-- RECORDS FOR PROCESSING --
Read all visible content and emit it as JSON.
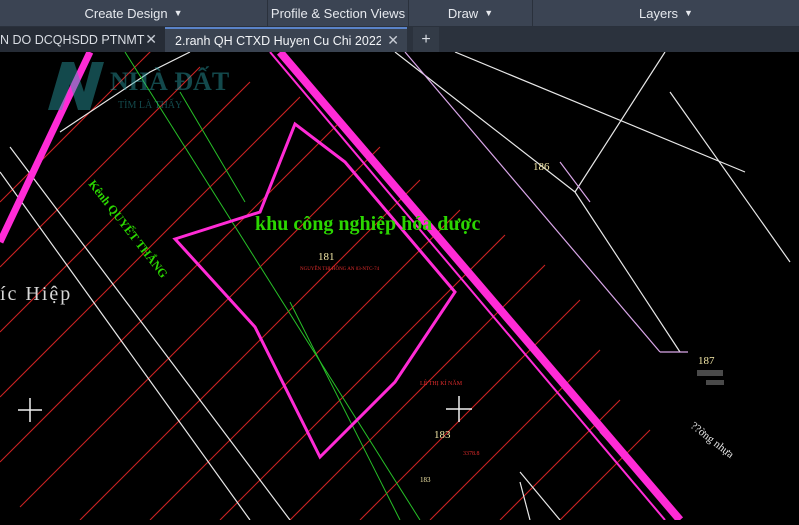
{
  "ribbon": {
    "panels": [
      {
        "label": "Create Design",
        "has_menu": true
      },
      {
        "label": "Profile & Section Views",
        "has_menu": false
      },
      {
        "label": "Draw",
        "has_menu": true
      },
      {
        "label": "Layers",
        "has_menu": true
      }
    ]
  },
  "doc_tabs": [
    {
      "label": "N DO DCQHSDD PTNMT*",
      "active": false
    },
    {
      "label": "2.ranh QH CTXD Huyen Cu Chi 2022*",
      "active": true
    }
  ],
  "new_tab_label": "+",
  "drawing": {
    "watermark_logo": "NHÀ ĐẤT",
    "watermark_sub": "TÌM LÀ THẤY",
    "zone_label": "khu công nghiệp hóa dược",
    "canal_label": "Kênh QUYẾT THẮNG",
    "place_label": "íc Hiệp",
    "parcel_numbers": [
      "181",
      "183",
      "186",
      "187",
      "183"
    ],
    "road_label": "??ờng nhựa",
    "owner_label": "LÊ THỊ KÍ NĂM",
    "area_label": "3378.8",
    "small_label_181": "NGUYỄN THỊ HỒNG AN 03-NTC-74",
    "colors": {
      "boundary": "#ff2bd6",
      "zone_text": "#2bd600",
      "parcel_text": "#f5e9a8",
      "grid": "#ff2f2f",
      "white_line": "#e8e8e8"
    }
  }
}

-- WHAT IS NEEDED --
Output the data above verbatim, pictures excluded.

-- SOLUTION FOR THIS PROBLEM --
Read all visible content and emit it as JSON.
{
  "ribbon": {
    "panels": [
      {
        "label": "Create Design",
        "has_menu": true
      },
      {
        "label": "Profile & Section Views",
        "has_menu": false
      },
      {
        "label": "Draw",
        "has_menu": true
      },
      {
        "label": "Layers",
        "has_menu": true
      }
    ]
  },
  "doc_tabs": [
    {
      "label": "N DO DCQHSDD PTNMT*",
      "active": false
    },
    {
      "label": "2.ranh QH CTXD Huyen Cu Chi 2022*",
      "active": true
    }
  ],
  "new_tab_label": "+",
  "drawing": {
    "watermark_logo": "NHÀ ĐẤT",
    "watermark_sub": "TÌM LÀ THẤY",
    "zone_label": "khu công nghiệp hóa dược",
    "canal_label": "Kênh QUYẾT THẮNG",
    "place_label": "íc Hiệp",
    "parcel_numbers": [
      "181",
      "183",
      "186",
      "187",
      "183"
    ],
    "road_label": "??ờng nhựa",
    "owner_label": "LÊ THỊ KÍ NĂM",
    "area_label": "3378.8",
    "small_label_181": "NGUYỄN THỊ HỒNG AN 03-NTC-74",
    "colors": {
      "boundary": "#ff2bd6",
      "zone_text": "#2bd600",
      "parcel_text": "#f5e9a8",
      "grid": "#ff2f2f",
      "white_line": "#e8e8e8"
    }
  }
}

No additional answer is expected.